Tenants at the Viva Apartments received notice in October that there would be some renovations to the common areas, but at that time, they say there was no indication that any major work would be done, and certainly nothing that would require the tenants to move out.

Following local media coverage of the eviction, Night Hawk Properties, who recently took over maintenance of the building, issued the following statement on behalf of Vineyard Property Corp.:

“The owners of the building have decided to undertake renovations to the building. The nature and extent of the renovations will require all units to be vacated during construction. As a result, the owner has provided the required written notice to all tenants that their tenancies are terminated at the end of the notice period. It is the intention of the owner to re-let the units once the renovations have been completed.”

This statement was released to the media, but according to Angela McLean, who has lived in the building for five years, no one from either Night Hawk Properties or Vineyard Property Corp. got in touch with the tenants directly to tell them what was going on.

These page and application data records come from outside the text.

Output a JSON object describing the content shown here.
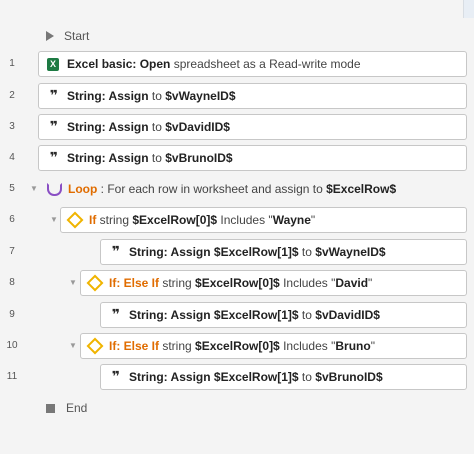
{
  "start_label": "Start",
  "end_label": "End",
  "steps": [
    {
      "num": "1",
      "parts": [
        "Excel basic: Open",
        " spreadsheet as a Read-write mode"
      ],
      "icon": "excel-icon"
    },
    {
      "num": "2",
      "parts": [
        "String: Assign",
        " to ",
        "$vWayneID$"
      ],
      "icon": "quote-icon"
    },
    {
      "num": "3",
      "parts": [
        "String: Assign",
        " to ",
        "$vDavidID$"
      ],
      "icon": "quote-icon"
    },
    {
      "num": "4",
      "parts": [
        "String: Assign",
        " to ",
        "$vBrunoID$"
      ],
      "icon": "quote-icon"
    },
    {
      "num": "5",
      "parts": [
        "Loop",
        " : For each row in worksheet and assign to ",
        "$ExcelRow$"
      ],
      "icon": "loop-icon"
    },
    {
      "num": "6",
      "parts": [
        "If",
        " string ",
        "$ExcelRow[0]$",
        " Includes \"",
        "Wayne",
        "\""
      ],
      "icon": "diamond-icon"
    },
    {
      "num": "7",
      "parts": [
        "String: Assign ",
        "$ExcelRow[1]$",
        " to ",
        "$vWayneID$"
      ],
      "icon": "quote-icon"
    },
    {
      "num": "8",
      "parts": [
        "If: Else If",
        " string ",
        "$ExcelRow[0]$",
        " Includes \"",
        "David",
        "\""
      ],
      "icon": "diamond-icon"
    },
    {
      "num": "9",
      "parts": [
        "String: Assign ",
        "$ExcelRow[1]$",
        " to ",
        "$vDavidID$"
      ],
      "icon": "quote-icon"
    },
    {
      "num": "10",
      "parts": [
        "If: Else If",
        " string ",
        "$ExcelRow[0]$",
        " Includes \"",
        "Bruno",
        "\""
      ],
      "icon": "diamond-icon"
    },
    {
      "num": "11",
      "parts": [
        "String: Assign ",
        "$ExcelRow[1]$",
        " to ",
        "$vBrunoID$"
      ],
      "icon": "quote-icon"
    }
  ]
}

“We were told by media that the owners had issued a statement,” McLean says. “No one in the building has been given any justification for it. One of our concerns is that if everyone moves out and they do some renovations, people might move back in, and the rent will be doubled, considering how difficult it is to find affordable housing in this city, especially close to schools.”

A corporate registry search reveals that Vineyard Property Corp. bought the building in 2011 and has five people listed as owners. When a representative of Vineyard Property Corp. was contacted by telephone, he informed Prairie Dog that Vineyard Property Corp. has no intention of inflating the rent following the renovations, nor do they intend to convert the units to condominiums.

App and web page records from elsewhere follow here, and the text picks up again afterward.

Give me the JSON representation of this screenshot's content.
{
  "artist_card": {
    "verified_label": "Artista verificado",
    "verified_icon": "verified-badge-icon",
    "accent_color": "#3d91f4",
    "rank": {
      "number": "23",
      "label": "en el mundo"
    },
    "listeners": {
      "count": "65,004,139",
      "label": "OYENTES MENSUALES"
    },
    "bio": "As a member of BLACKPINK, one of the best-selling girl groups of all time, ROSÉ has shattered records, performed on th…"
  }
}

Beyond this, though, he said there was little he could reveal specifically about the nature of the renovations at this point in time.

While fears around a condo conversion might be out of place here, tenants and local resident can be forgiven for jumping to conclusions. After all, the current sorry state of rental housing in Regina can be at least partly traced back to a period of time between 2005 and 2008 when landlords were gleefully applying to convert affordable multi-unit rental properties to condos — with the approval of the Regina Planning Commission. Indeed, 2141 Rae St. itself narrowly avoided being converted to condominiums in 2009, following the previous owner’s protracted application to the city. That conversion was almost approved, but following an organized response by the tenants and loud public outcry, the application was denied.

The city had introduced a moratorium on condo conversions in 2008 to address the dwindling supply of rental housing, and said it wouldn’t consider condo conversions again until the vacancy rate rose to at least two per cent. Due to the backlog of conversion applications submitted prior to 2008, however, the moratorium really only started to have an effect in 2010.

In the meantime, hundreds of affordable rental units had been taken off the market.

Recently the City set the threshold for conversions at three per cent, so whatever happens to the Viva Apartments, even if the owners wanted to — and they’ve said on the record they don’t — a condo conversion should not be expected here.2

Prairie Dog will continue to follow this developing story in future issues and on Dog Blog at


1. Regina’s apartment vacancy rate, from the Canada Mortgage and Housing Corporation’s spring 2013 report, the most recent available at press time.

2. City Council does have the authority to grant exceptions, however, so it’s not legally impossible.